In its first ever assessment on genetically modified (GM) crops, the Supreme Court has overturned a ban on planting of GM alfalfa, with potential implications for GM crops throughout the US.
The ban on planting Monsanto’s GM alfalfa was instigated back in 2007, after the seed had been approved in 2005. It was taken off the market after a coalition of groups took the US Department of Agriculture (USDA) to court, saying that an Environmental Impact Statement (EIS) needed to be prepared. The groups won a temporary ban on GM alfalfa seeds, pending the preparation of an EIS by the USDA.
The Supreme Court’s ruling means that attention shifts to the USDA, which can now allow limited planting of the Roundup Ready-resistant alfalfa seed pending completion of its EIS, which would pave the way for unlimited planting.
Under the 2007 court injunction farmers already using the GM crop were permitted to continue but any further planting was halted.
Following the 7-1 ruling, Justice Samuel Alito said that the District Court’s injunction on the planting of GM alfalfa went too far.
“An injunction is a drastic and extraordinary remedy, which should not be granted as a matter of course,” he wrote.
Monsanto v. Geertson Seed Farms is the first case involving GM crops to be heard by the Supreme Court and could have wider implications for the approval process of other GM crops, such as Monsanto’s Roundup Ready sugarbeets, which have also faced opposition from environmental groups.
Members of the organic food industry, including Organic Valley, Stonyfield Farms, and the Organic Trade Association, have argued that overturning the lower courts’ decision would “irreparably harm” the organic dairy industry due to the risk of cross-contamination of conventional alfalfa crops, which are widely used in feed for organic dairy cattle.
However, the Center for Food Safety – one of the groups that sued Monsanto over the planting of GM alfalfa, has hailed the Supreme Court’s ruling as a victory – because unlimited planting cannot begin until the USDA files its report on potential environmental effects.

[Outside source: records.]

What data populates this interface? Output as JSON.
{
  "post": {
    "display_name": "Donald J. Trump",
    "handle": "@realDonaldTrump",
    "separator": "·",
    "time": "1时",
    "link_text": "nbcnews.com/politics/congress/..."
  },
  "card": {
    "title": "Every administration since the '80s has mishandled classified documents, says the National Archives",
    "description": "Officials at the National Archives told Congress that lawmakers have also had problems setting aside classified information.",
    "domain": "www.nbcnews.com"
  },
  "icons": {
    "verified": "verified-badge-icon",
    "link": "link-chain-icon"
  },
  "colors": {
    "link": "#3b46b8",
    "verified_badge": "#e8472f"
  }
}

A draft EIS report released in December found no significant effect from the seeds on the environment or human health.
Executive director of the Center for Food Safety Andrew Kimbrell said: “The ban on the crop will remain in place until a full and adequate EIS is prepared by USDA and they officially deregulate the crop. This is a year or more away according to the agency, and even then, a deregulation move may be subject to further litigation if the agency’s analysis is not adequate.”
However, Monsanto has said that the ruling allows the USDA to permit planting while the EIS is being prepared, which should enable Roundup Ready alfalfa to be used in the next planting season.
Monsanto’s alfalfa business lead Steve Welker said: "This is exceptionally good news received in time for the next planting season. Farmers have been waiting to hear this for quite some time. We have Roundup Ready alfalfa seed ready to deliver and await USDA guidance on its release. Our goal is to have everything in place for growers to plant in fall 2010."
Alfalfa is the fourth most commonly grown crop in the US, after corn, soybeans and wheat, and according to Monsanto, one percent is currently Roundup Ready alfalfa.